FALLUJAH AWAKENS: Marines, Sheikhs, and the Battle Against Al Qaeda
In Fallujah Awakens: Marines, Sheikhs, and the Battle Against Al Qaeda, reporter Bill Ardolino writes a compelling account of the deployment of Alpha Company, 1st Battalion, 24th Marines (Alpha 1/24), a Reserve company from Michigan that deployed to Fallujah in the fall of 2006 and was firsthand witness to the Anbar Awakening and the shift in allegiance of the Anbari tribes from opposing U.S. forces to a tentative partnership. Early in their deployment they were approached by a young sheikh, eager to make a name for himself by pushing al-Qaeda out of his region. He proposed a relationship that required a tremendous amount of trust on the Marines’ part, including arming and coordinating operations with the sheikh’s fighters. This trust paid off, though not without its challenges.

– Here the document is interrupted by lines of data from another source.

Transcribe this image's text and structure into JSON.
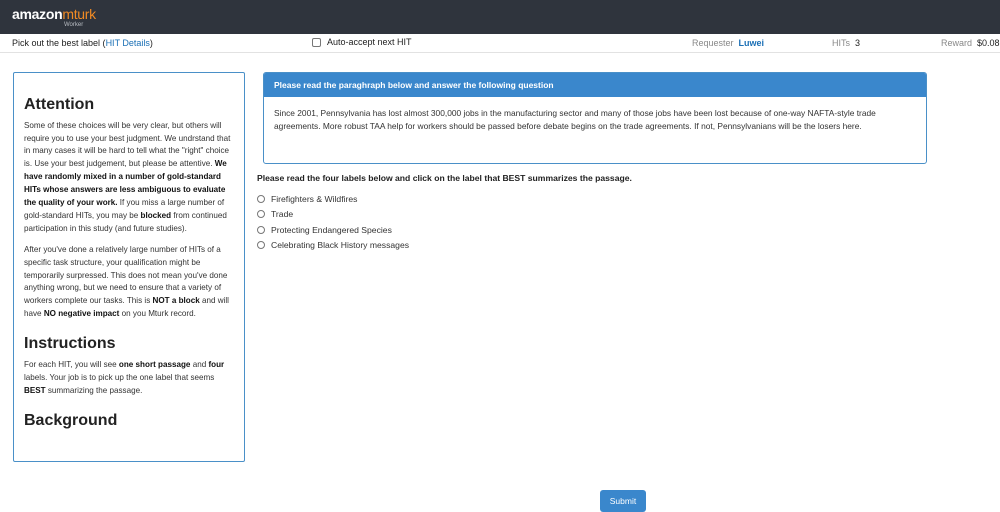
{
  "header": {
    "logo_amazon": "amazon",
    "logo_mturk": "mturk",
    "logo_sub": "Worker"
  },
  "hit_bar": {
    "title_prefix": "Pick out the best label (",
    "details_link": "HIT Details",
    "title_suffix": ")",
    "auto_accept_label": "Auto-accept next HIT",
    "requester_label": "Requester",
    "requester_name": "Luwei",
    "hits_label": "HITs",
    "hits_value": "3",
    "reward_label": "Reward",
    "reward_value": "$0.08"
  },
  "sidebar": {
    "attention_heading": "Attention",
    "p1": [
      "Some of these choices will be very clear, but others will require you to use your best judgment. We undrstand that in many cases it will be hard to tell what the \"right\" choice is. Use your best judgement, but please be attentive. ",
      "We have randomly mixed in a number of gold-standard HITs whose answers are less ambiguous to evaluate the quality of your work.",
      " If you miss a large number of gold-standard HITs, you may be ",
      "blocked",
      " from continued participation in this study (and future studies)."
    ],
    "p2": [
      "After you've done a relatively large number of HITs of a specific task structure, your qualification might be temporarily surpressed. This does not mean you've done anything wrong, but we need to ensure that a variety of workers complete our tasks. This is ",
      "NOT a block",
      " and will have ",
      "NO negative impact",
      " on you Mturk record."
    ],
    "instructions_heading": "Instructions",
    "p3": [
      "For each HIT, you will see ",
      "one short passage",
      " and ",
      "four",
      " labels. Your job is to pick up the one label that seems ",
      "BEST",
      " summarizing the passage."
    ],
    "background_heading": "Background"
  },
  "panel": {
    "heading": "Please read the paraghraph below and answer the following question",
    "passage": "Since 2001, Pennsylvania has lost almost 300,000 jobs in the manufacturing sector and many of those jobs have been lost because of one-way NAFTA-style trade agreements. More robust TAA help for workers should be passed before debate begins on the trade agreements. If not, Pennsylvanians will be the losers here."
  },
  "question": {
    "prompt": "Please read the four labels below and click on the label that BEST summarizes the passage.",
    "options": [
      "Firefighters & Wildfires",
      "Trade",
      "Protecting Endangered Species",
      "Celebrating Black History messages"
    ]
  },
  "submit_label": "Submit"
}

This book takes a tactical look at a strategically significant sequence of events, mirrored throughout Al Anbar province. During the deployment, infantrymen and civil affairs Marines conducted counterinsurgency stability operations while living in a kinetic three-block war. Despite casualties and great frustration during their combat deployment, these Marines maintained open minds and were poised to capitalize on opportunities.

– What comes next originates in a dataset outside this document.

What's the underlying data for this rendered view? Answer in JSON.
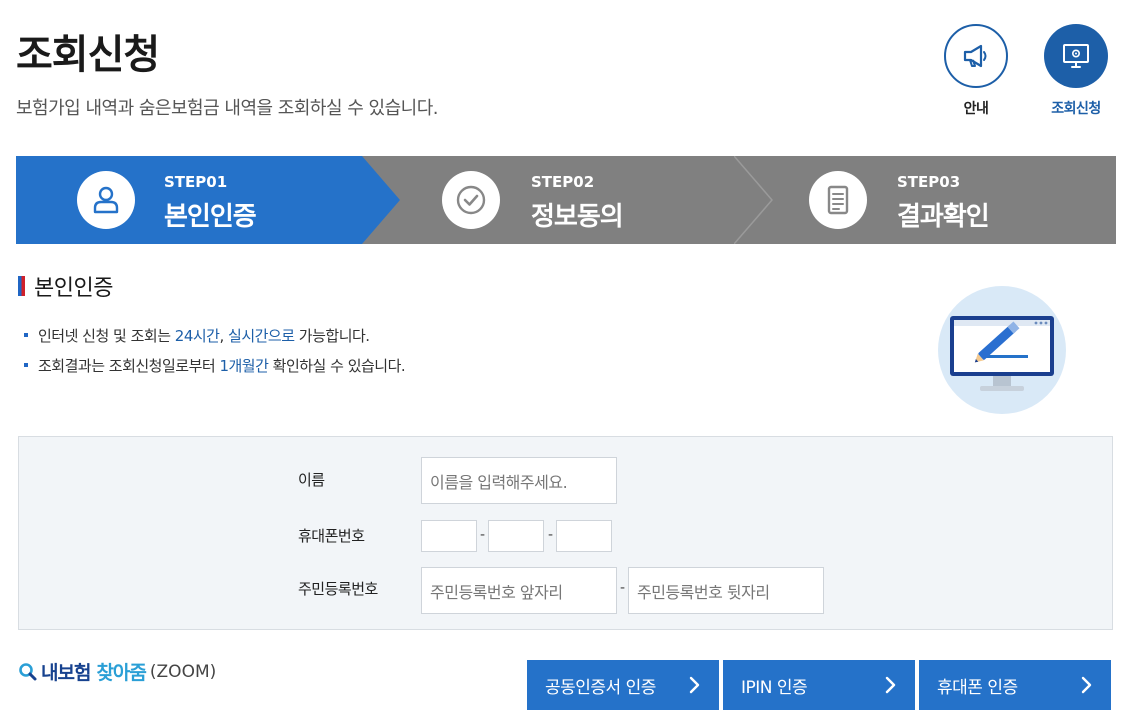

The author is an editor of The Long War Journal with a long resume as a war correspondent in Iraq. Ardolino’s background enables him to describe fast-paced tactical events in simple terms without being overwhelmed by the complexity of the events he is trying to describe. This is an eminently readable book that describes tactical action clearly. The discussion of firefights are accompanied by simple map diagrams which help to explain the action in terms that are uncomplicated but not condescending to military readers. Ardolino also avoids the temptation to tell the personal stories of every Marine in the company, instead focusing on key leaders and key events.
The author recognizes the power of Fallujah as a symbol of the insurgency and magnet for young fighters seeking jihad. Equally important, Fallujah is a symbol to Marines of the legacy of valor passed down from previous generations and fulfilled by the current generation of fighting Marines. When they returned to Iraq, Marines from Alpha 1/24 who had fought in Fallujah during Operation AL FAJR were surprised that their epic battle had not dramatically diminished enemy activity.
Throughout the book, the junior Marines guided their actions by the desire to do the right thing first. The most amazing event described in the book involves a suicide vehicle-borne improvised explosive device carrying chlorine gas that was used in a chemical attack on the civilian populace of the local village. This terrorist attack sealed local opposition to al-Qaeda and cemented the gains made by the battalion. Alpha Company’s highly professional and humanitarian response should make every Marine reading its history swell with pride.
Small wars don’t end in climactic battles—they fade into irrelevance over time. Without the change to a counterinsurgency strategy in Iraq, the gains of Alpha 1/24 might not have been amplified by subsequent units. It is easy now to see how a change to counterinsurgency strategy took advantage of a changing battlefield in a way that the old strategy could not. The evolution to a counterinsurgency strategy and the willingness to work with former adversaries shows the change over 4 years of war in Iraq. Alpha 1/24 took a chance with a daring local leader and it paid off. The Marines of Alpha 1/24 were painfully aware that past missteps made their job harder, and any similar missteps they made would set back the Marine mission in Anbar.
The histories of Iraq now include the caveat, “After the strategic missteps, then . . .,” which makes a veteran weep for those who died in the failed post-invasion strategy, amid the mess of de-Bathification and dissolution of the Iraqi Army. All through this book are pointed comments about past events that had consequences for the Marines in Iraq well beyond the immediate events themselves, like the Abu Ghraib prison scandal and the aborted first Battle of Fallujah in spring of 2004. What is frustrating is that U.S. efforts took so long to bear fruit, and that the mission in Afghanistan was stunted while Iraq was the focus of effort.
Fallujah Awakens is well worth the time of the small wars student looking to hone his craft, Iraq veterans still coming to terms with the totality of that conflict, and any other student of military history.